On "the wrong side of history". Most people in the Anglo-American world today are the intellectual descendants of the Enlightenment and of Whiggery. As a foreigner, I may be misreading things, but American conservatives seem to want to conserve the recent past on the grounds that the present represents a deviation from "true" liberalism and is therefore on the wrong side of history! They don't want to repeal the 19th Amendment, establish a legally distinct aristocracy, establish a new 1st Estate, put the Throne and Altar back up and put Maistre's hangman back in business, etc. It's hard to imagine a modern person praising, as Plato does, the Doric discipline and manners.
The Whiggish view of history is about the past leading inexorably to the present rather than the present being one step that leads inexorably into the future.
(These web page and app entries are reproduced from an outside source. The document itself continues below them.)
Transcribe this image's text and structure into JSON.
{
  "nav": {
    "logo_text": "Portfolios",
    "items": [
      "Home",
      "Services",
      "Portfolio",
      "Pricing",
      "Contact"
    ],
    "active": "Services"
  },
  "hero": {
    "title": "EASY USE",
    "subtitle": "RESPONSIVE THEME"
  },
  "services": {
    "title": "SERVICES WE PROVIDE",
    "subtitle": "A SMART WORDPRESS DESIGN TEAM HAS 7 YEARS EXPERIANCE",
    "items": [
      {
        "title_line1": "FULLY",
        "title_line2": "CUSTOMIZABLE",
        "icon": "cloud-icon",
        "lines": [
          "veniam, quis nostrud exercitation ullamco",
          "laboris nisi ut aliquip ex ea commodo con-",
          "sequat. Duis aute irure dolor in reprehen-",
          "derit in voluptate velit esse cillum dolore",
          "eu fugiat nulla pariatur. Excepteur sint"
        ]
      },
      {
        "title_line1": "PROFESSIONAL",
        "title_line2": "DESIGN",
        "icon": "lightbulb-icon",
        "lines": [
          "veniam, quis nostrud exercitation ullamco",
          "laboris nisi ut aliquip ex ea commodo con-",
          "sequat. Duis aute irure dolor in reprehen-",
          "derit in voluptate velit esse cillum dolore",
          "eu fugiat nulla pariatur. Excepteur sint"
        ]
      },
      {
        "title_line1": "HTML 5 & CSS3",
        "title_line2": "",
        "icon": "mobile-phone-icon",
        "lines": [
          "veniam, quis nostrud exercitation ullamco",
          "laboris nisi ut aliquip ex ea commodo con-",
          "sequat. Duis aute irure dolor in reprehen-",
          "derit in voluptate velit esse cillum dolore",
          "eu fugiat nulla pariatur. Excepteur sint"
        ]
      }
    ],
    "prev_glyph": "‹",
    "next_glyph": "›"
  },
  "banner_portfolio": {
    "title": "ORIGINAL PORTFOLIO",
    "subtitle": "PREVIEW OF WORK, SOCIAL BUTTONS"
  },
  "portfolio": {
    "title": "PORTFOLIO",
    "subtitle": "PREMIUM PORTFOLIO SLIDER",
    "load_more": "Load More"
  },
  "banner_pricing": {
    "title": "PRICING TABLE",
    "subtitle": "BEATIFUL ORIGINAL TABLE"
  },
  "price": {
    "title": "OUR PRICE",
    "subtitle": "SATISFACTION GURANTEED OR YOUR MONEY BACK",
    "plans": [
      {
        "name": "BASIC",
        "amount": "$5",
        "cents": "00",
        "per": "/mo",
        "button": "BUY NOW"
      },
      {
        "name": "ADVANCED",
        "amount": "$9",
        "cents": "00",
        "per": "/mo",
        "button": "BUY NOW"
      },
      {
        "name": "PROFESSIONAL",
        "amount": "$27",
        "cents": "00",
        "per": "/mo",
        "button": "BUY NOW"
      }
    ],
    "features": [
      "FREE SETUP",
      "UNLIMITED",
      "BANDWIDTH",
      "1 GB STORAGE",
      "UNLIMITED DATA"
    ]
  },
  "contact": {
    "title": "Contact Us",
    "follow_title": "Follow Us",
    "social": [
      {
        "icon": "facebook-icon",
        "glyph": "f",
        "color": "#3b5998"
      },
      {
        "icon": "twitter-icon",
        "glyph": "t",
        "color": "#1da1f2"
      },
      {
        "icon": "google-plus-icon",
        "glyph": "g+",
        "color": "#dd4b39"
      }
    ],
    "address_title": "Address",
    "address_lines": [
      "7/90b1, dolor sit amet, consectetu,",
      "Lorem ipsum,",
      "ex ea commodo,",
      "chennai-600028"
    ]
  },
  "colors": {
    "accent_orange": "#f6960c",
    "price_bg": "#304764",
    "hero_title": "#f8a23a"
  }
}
I disagree with this distinction, and so does the second paragraph of the Wikipedia article I linked: "Whig history is a form of liberalism, that puts its faith in the power of human reason to reshape society for the better, regardless of past history and tradition. It proposes the inevitable progress of mankind." In the second paragraph under "Terminology", the article says: "The term has been applied widely in historical disciplines outside of British history (the history of science, for example) to criticize any teleological (or goal-directed), hero-based, and transhistorical narrative." Maybe in some contexts, "Whig history" is narrowly limited to progress towards high Victorianism, but in other contexts it is used more broadly to refer to teleological theories of history generally. I'm not well-read in Victorian historiography, but I don't remember anything about Hegel in Macaulay's Evidence of Progress, and I do remember Macaulay coyly "refusing to predict" that England in 1930 would be as much more advanced, wealthy and progressive than in 1850 as England in 1850 was than in 1720, as a consequence of free-market capitalism and the erosion of medieval remnants.

I also disagree that we need to specifically resort to Hegel to talk about liberal teleology in general. Just as there was non-Marxist socialism in the 19th century, there were non-Hegelian narratives of progress toward liberty, and there was a lot of overlap between their proponents. It's hard for me to find Hegel or Marx in e.g. Edward Bellamy. (A quick skim of JSTOR suggests that Bellamy hadn't read Marx when he wrote Looking Backward; presumably he hadn't read Hegel either). Hegel differs from other 19th century teleological historians not in positing ongoing progress but in providing a deeper mechanism for it than simply an appeal to the success of liberalism so far. And correct me if I'm wrong, but doesn't Hegel think that limited constitutional monarchy actually is the final stage of history?



[ Parent ]
On terrorism and freedom fighting. | 22 comments (22 topical, 0 hidden) | Trackback